Work to be completed:
Reprint every line of the data, keeping each character intact.

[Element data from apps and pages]

--

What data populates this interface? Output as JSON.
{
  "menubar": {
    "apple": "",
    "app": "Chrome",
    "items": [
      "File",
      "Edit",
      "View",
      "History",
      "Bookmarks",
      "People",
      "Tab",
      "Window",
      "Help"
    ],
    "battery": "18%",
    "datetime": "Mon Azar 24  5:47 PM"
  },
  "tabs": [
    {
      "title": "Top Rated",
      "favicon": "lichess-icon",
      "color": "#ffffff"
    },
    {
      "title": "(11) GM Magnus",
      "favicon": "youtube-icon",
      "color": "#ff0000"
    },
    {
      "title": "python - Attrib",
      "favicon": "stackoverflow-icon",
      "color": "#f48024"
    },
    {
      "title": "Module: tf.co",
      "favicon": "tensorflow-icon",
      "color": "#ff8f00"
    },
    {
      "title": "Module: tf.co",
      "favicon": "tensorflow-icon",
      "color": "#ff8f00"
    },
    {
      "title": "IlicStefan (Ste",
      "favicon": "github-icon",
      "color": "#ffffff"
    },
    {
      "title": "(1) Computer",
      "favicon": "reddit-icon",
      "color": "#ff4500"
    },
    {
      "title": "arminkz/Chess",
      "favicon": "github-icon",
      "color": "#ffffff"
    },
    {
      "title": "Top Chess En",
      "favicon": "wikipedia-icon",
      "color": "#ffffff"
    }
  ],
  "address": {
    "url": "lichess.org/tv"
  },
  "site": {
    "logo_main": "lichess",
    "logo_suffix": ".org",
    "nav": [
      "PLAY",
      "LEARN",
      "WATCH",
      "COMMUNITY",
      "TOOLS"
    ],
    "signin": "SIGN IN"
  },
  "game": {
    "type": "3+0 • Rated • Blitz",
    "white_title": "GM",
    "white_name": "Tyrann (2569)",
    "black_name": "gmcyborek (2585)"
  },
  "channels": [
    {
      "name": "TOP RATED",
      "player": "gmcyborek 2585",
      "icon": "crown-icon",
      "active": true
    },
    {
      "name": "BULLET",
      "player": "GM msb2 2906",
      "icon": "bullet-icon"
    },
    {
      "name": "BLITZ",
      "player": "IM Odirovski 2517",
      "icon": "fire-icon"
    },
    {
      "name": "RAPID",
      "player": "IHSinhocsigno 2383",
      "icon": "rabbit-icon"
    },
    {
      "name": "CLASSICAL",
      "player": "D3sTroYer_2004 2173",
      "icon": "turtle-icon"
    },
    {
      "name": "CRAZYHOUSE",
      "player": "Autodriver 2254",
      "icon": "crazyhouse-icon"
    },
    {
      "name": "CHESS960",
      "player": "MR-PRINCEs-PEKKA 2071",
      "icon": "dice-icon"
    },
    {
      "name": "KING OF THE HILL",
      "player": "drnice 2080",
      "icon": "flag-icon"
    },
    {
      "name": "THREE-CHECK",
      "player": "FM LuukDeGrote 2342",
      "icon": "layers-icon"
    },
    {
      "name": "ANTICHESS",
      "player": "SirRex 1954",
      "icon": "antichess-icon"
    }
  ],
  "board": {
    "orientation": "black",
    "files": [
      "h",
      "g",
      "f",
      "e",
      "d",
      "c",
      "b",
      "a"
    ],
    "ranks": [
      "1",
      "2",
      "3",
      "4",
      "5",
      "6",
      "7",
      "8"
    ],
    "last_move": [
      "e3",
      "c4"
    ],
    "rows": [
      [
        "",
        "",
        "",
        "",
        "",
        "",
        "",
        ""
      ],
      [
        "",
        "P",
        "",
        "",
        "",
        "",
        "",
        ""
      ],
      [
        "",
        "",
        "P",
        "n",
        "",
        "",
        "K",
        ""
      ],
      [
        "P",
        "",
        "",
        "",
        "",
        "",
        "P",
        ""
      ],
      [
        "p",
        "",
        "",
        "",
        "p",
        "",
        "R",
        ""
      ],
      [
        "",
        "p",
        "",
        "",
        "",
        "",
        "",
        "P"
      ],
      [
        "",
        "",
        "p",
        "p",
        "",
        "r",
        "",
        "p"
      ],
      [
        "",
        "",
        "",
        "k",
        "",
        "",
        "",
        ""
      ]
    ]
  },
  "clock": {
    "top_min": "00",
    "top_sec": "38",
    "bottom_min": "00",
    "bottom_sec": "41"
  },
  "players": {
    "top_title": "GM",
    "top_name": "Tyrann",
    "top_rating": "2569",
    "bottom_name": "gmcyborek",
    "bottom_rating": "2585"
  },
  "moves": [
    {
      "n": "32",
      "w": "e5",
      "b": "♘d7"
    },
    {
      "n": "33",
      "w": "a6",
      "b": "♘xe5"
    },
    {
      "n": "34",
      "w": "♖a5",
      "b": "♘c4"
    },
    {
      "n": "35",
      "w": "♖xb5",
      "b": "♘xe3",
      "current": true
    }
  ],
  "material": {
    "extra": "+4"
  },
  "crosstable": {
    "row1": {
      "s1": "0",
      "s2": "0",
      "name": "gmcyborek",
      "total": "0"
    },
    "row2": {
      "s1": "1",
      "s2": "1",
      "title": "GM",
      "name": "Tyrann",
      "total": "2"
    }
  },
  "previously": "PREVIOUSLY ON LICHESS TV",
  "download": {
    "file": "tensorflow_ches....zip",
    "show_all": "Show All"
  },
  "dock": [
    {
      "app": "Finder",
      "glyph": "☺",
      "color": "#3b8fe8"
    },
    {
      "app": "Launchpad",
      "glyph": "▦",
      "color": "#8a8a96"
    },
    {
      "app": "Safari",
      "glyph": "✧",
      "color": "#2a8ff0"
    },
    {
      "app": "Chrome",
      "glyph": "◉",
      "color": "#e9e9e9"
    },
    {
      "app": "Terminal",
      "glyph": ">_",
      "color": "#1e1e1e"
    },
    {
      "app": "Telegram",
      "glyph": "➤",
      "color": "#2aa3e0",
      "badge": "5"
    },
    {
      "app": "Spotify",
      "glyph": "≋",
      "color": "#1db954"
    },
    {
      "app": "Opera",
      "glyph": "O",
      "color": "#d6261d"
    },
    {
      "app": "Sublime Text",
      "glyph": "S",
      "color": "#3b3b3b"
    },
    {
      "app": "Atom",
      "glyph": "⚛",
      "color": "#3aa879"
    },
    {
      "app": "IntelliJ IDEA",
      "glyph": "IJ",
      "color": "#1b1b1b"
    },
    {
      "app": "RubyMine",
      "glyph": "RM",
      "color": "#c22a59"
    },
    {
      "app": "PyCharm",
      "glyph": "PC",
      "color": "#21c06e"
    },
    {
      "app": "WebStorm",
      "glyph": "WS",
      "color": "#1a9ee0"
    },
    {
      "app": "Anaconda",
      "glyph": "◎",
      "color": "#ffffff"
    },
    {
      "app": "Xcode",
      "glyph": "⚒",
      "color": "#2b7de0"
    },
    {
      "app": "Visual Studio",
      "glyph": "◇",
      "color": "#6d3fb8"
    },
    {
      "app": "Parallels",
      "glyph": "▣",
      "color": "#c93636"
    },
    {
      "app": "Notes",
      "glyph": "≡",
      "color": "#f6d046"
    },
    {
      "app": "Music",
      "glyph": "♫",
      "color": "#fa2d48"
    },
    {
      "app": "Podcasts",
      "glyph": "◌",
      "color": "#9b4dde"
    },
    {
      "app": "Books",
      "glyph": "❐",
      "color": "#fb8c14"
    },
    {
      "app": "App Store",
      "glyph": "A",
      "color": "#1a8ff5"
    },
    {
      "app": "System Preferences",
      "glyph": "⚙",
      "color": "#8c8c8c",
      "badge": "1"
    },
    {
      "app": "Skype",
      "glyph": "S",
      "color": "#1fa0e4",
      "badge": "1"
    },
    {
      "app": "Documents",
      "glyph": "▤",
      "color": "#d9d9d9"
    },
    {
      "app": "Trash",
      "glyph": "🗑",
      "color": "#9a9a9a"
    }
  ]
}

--

Written answer:
What data populates this interface? Output as JSON.
{
  "menubar": {
    "apple": "",
    "app": "Chrome",
    "items": [
      "File",
      "Edit",
      "View",
      "History",
      "Bookmarks",
      "People",
      "Tab",
      "Window",
      "Help"
    ],
    "battery": "18%",
    "datetime": "Mon Azar 24  5:47 PM"
  },
  "tabs": [
    {
      "title": "Top Rated",
      "favicon": "lichess-icon",
      "color": "#ffffff"
    },
    {
      "title": "(11) GM Magnus",
      "favicon": "youtube-icon",
      "color": "#ff0000"
    },
    {
      "title": "python - Attrib",
      "favicon": "stackoverflow-icon",
      "color": "#f48024"
    },
    {
      "title": "Module: tf.co",
      "favicon": "tensorflow-icon",
      "color": "#ff8f00"
    },
    {
      "title": "Module: tf.co",
      "favicon": "tensorflow-icon",
      "color": "#ff8f00"
    },
    {
      "title": "IlicStefan (Ste",
      "favicon": "github-icon",
      "color": "#ffffff"
    },
    {
      "title": "(1) Computer",
      "favicon": "reddit-icon",
      "color": "#ff4500"
    },
    {
      "title": "arminkz/Chess",
      "favicon": "github-icon",
      "color": "#ffffff"
    },
    {
      "title": "Top Chess En",
      "favicon": "wikipedia-icon",
      "color": "#ffffff"
    }
  ],
  "address": {
    "url": "lichess.org/tv"
  },
  "site": {
    "logo_main": "lichess",
    "logo_suffix": ".org",
    "nav": [
      "PLAY",
      "LEARN",
      "WATCH",
      "COMMUNITY",
      "TOOLS"
    ],
    "signin": "SIGN IN"
  },
  "game": {
    "type": "3+0 • Rated • Blitz",
    "white_title": "GM",
    "white_name": "Tyrann (2569)",
    "black_name": "gmcyborek (2585)"
  },
  "channels": [
    {
      "name": "TOP RATED",
      "player": "gmcyborek 2585",
      "icon": "crown-icon",
      "active": true
    },
    {
      "name": "BULLET",
      "player": "GM msb2 2906",
      "icon": "bullet-icon"
    },
    {
      "name": "BLITZ",
      "player": "IM Odirovski 2517",
      "icon": "fire-icon"
    },
    {
      "name": "RAPID",
      "player": "IHSinhocsigno 2383",
      "icon": "rabbit-icon"
    },
    {
      "name": "CLASSICAL",
      "player": "D3sTroYer_2004 2173",
      "icon": "turtle-icon"
    },
    {
      "name": "CRAZYHOUSE",
      "player": "Autodriver 2254",
      "icon": "crazyhouse-icon"
    },
    {
      "name": "CHESS960",
      "player": "MR-PRINCEs-PEKKA 2071",
      "icon": "dice-icon"
    },
    {
      "name": "KING OF THE HILL",
      "player": "drnice 2080",
      "icon": "flag-icon"
    },
    {
      "name": "THREE-CHECK",
      "player": "FM LuukDeGrote 2342",
      "icon": "layers-icon"
    },
    {
      "name": "ANTICHESS",
      "player": "SirRex 1954",
      "icon": "antichess-icon"
    }
  ],
  "board": {
    "orientation": "black",
    "files": [
      "h",
      "g",
      "f",
      "e",
      "d",
      "c",
      "b",
      "a"
    ],
    "ranks": [
      "1",
      "2",
      "3",
      "4",
      "5",
      "6",
      "7",
      "8"
    ],
    "last_move": [
      "e3",
      "c4"
    ],
    "rows": [
      [
        "",
        "",
        "",
        "",
        "",
        "",
        "",
        ""
      ],
      [
        "",
        "P",
        "",
        "",
        "",
        "",
        "",
        ""
      ],
      [
        "",
        "",
        "P",
        "n",
        "",
        "",
        "K",
        ""
      ],
      [
        "P",
        "",
        "",
        "",
        "",
        "",
        "P",
        ""
      ],
      [
        "p",
        "",
        "",
        "",
        "p",
        "",
        "R",
        ""
      ],
      [
        "",
        "p",
        "",
        "",
        "",
        "",
        "",
        "P"
      ],
      [
        "",
        "",
        "p",
        "p",
        "",
        "r",
        "",
        "p"
      ],
      [
        "",
        "",
        "",
        "k",
        "",
        "",
        "",
        ""
      ]
    ]
  },
  "clock": {
    "top_min": "00",
    "top_sec": "38",
    "bottom_min": "00",
    "bottom_sec": "41"
  },
  "players": {
    "top_title": "GM",
    "top_name": "Tyrann",
    "top_rating": "2569",
    "bottom_name": "gmcyborek",
    "bottom_rating": "2585"
  },
  "moves": [
    {
      "n": "32",
      "w": "e5",
      "b": "♘d7"
    },
    {
      "n": "33",
      "w": "a6",
      "b": "♘xe5"
    },
    {
      "n": "34",
      "w": "♖a5",
      "b": "♘c4"
    },
    {
      "n": "35",
      "w": "♖xb5",
      "b": "♘xe3",
      "current": true
    }
  ],
  "material": {
    "extra": "+4"
  },
  "crosstable": {
    "row1": {
      "s1": "0",
      "s2": "0",
      "name": "gmcyborek",
      "total": "0"
    },
    "row2": {
      "s1": "1",
      "s2": "1",
      "title": "GM",
      "name": "Tyrann",
      "total": "2"
    }
  },
  "previously": "PREVIOUSLY ON LICHESS TV",
  "download": {
    "file": "tensorflow_ches....zip",
    "show_all": "Show All"
  },
  "dock": [
    {
      "app": "Finder",
      "glyph": "☺",
      "color": "#3b8fe8"
    },
    {
      "app": "Launchpad",
      "glyph": "▦",
      "color": "#8a8a96"
    },
    {
      "app": "Safari",
      "glyph": "✧",
      "color": "#2a8ff0"
    },
    {
      "app": "Chrome",
      "glyph": "◉",
      "color": "#e9e9e9"
    },
    {
      "app": "Terminal",
      "glyph": ">_",
      "color": "#1e1e1e"
    },
    {
      "app": "Telegram",
      "glyph": "➤",
      "color": "#2aa3e0",
      "badge": "5"
    },
    {
      "app": "Spotify",
      "glyph": "≋",
      "color": "#1db954"
    },
    {
      "app": "Opera",
      "glyph": "O",
      "color": "#d6261d"
    },
    {
      "app": "Sublime Text",
      "glyph": "S",
      "color": "#3b3b3b"
    },
    {
      "app": "Atom",
      "glyph": "⚛",
      "color": "#3aa879"
    },
    {
      "app": "IntelliJ IDEA",
      "glyph": "IJ",
      "color": "#1b1b1b"
    },
    {
      "app": "RubyMine",
      "glyph": "RM",
      "color": "#c22a59"
    },
    {
      "app": "PyCharm",
      "glyph": "PC",
      "color": "#21c06e"
    },
    {
      "app": "WebStorm",
      "glyph": "WS",
      "color": "#1a9ee0"
    },
    {
      "app": "Anaconda",
      "glyph": "◎",
      "color": "#ffffff"
    },
    {
      "app": "Xcode",
      "glyph": "⚒",
      "color": "#2b7de0"
    },
    {
      "app": "Visual Studio",
      "glyph": "◇",
      "color": "#6d3fb8"
    },
    {
      "app": "Parallels",
      "glyph": "▣",
      "color": "#c93636"
    },
    {
      "app": "Notes",
      "glyph": "≡",
      "color": "#f6d046"
    },
    {
      "app": "Music",
      "glyph": "♫",
      "color": "#fa2d48"
    },
    {
      "app": "Podcasts",
      "glyph": "◌",
      "color": "#9b4dde"
    },
    {
      "app": "Books",
      "glyph": "❐",
      "color": "#fb8c14"
    },
    {
      "app": "App Store",
      "glyph": "A",
      "color": "#1a8ff5"
    },
    {
      "app": "System Preferences",
      "glyph": "⚙",
      "color": "#8c8c8c",
      "badge": "1"
    },
    {
      "app": "Skype",
      "glyph": "S",
      "color": "#1fa0e4",
      "badge": "1"
    },
    {
      "app": "Documents",
      "glyph": "▤",
      "color": "#d9d9d9"
    },
    {
      "app": "Trash",
      "glyph": "🗑",
      "color": "#9a9a9a"
    }
  ]
}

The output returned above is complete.